The Assad regime and its allies continue to commit all forms of human rights violations against civilians. Hundreds of thousands of Syrians are still missing in Assad’s prisons—and many are still dying under torture. People living in war-weary Syria continue to be deprived of their most basic rights, their freedoms, their properties, and dignity—and the reality doesn’t get less depressing for returnees, as many politicians like to propose.
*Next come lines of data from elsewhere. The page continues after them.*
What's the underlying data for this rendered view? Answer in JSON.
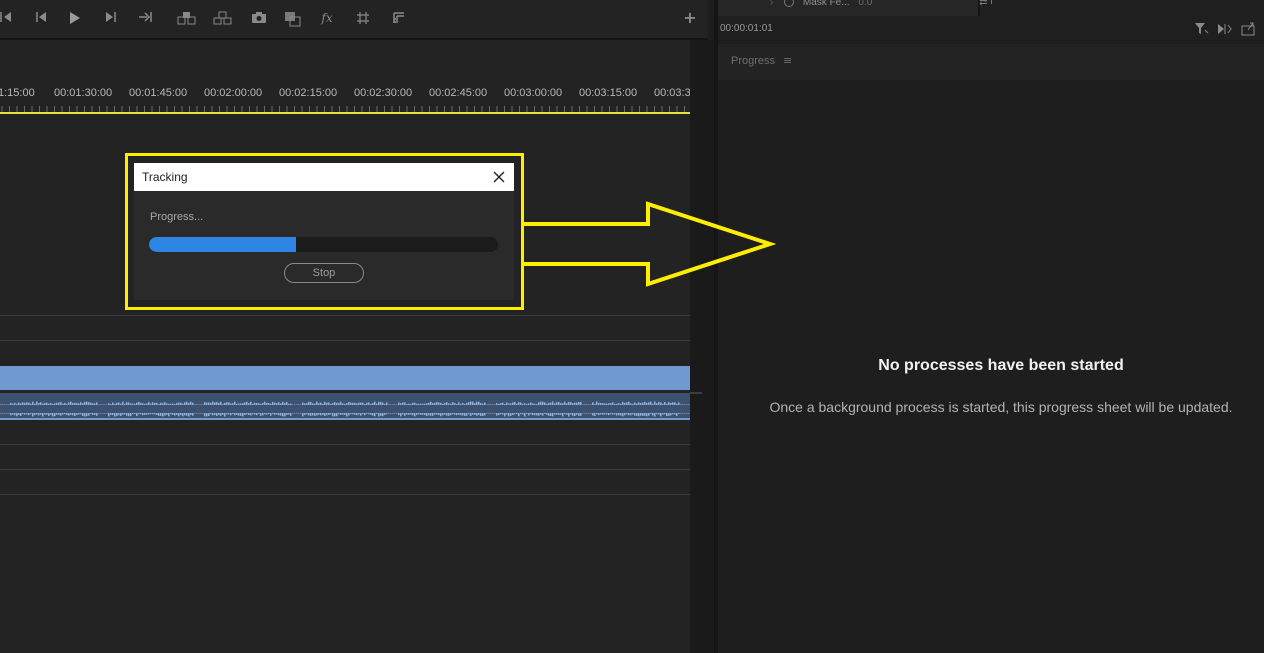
{
  "timeline": {
    "timecodes": [
      "1:15:00",
      "00:01:30:00",
      "00:01:45:00",
      "00:02:00:00",
      "00:02:15:00",
      "00:02:30:00",
      "00:02:45:00",
      "00:03:00:00",
      "00:03:15:00",
      "00:03:3"
    ]
  },
  "source_panel": {
    "mask_label": "Mask Fe...",
    "mask_value": "0.0",
    "timecode": "00:00:01:01"
  },
  "progress_panel": {
    "tab_label": "Progress",
    "menu_icon": "≡",
    "empty_title": "No processes have been started",
    "empty_description": "Once a background process is started, this progress sheet will be updated."
  },
  "dialog": {
    "title": "Tracking",
    "progress_label": "Progress...",
    "progress_fraction": 0.42,
    "stop_label": "Stop"
  },
  "colors": {
    "highlight": "#ffee00",
    "progress_fill": "#2d86e3",
    "video_clip": "#7099cf",
    "playhead": "#e8e238"
  },
  "transport_icons": [
    "go-to-in-icon",
    "step-back-icon",
    "play-icon",
    "step-forward-icon",
    "go-to-out-icon",
    "lift-icon",
    "extract-icon",
    "export-frame-icon",
    "comparison-view-icon",
    "fx-icon",
    "safe-margins-icon",
    "settings-icon",
    "add-button-icon"
  ]
}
Those who return to Syria are often seen by the regime as part of the opposition. They are thus subjected to arbitrary detention, enforced disappearance, torture, and persecution. Returnees are also vulnerable to property seizure under Law No.10—a property legislation passed by the Syrian government last year, giving property owners only thirty days to claim the ownership of their property. Furthermore, returning men between the ages of 18 and 49, who haven’t served in Syria’s army, are forced into mandatory military service after six months of their return, and are often required to pay fines.
Numerous debates have been taking place on the “refugee crisis” and the return of Syrian refugees, but little is discussed about the fate of returnees or actions taken to assure them a dignified and peaceful return. Many Syrians dream of returning to their homes, but they fear repercussions from the regime. The main problem, therefore, lies not in Syrian refugees—in their presence or return—but in the conditions preventing them from going back.
Instead of fueling hatred against Syrians, implementing all forms of discrimination to force them into voluntary return, and blaming them for every state failure;—as Lebanon and other host countries are doing—it might be time to take a serious look at the cause of the problem and propose practical measures to ensure the safety of Syrian returnees.
No meaningful return can take place without changing the political reality in Syria. It is time for the international community to provide a legal framework to start holding the Assad regime accountable for its actions. Strict measures must be enforced to limit the authority of the Syrian regime and its security forces to stop it from subjecting Syrians to arbitrary policies. Laws that enable the regime to arrest, torture, and mistreat Syrians, as well as seize their lands and propriety must be repealed. Serious efforts must be taken to enable a greater presence of international organizations inside Syria to ensure the security, rights, and freedoms of the returnees.
And meanwhile, increasing pressures should be placed on host countries to adhere to international standards in dealing with refugees—both in the context of refugee settlement and return. The international community should also step up its efforts to provide necessary and efficient support to displaced Syrians and ensure their right to uphold voluntary return.
Tesbih Habbal is a Syrian researcher and editor, currently based at the University of Chicago. Follow her @Tesbihhabbal1.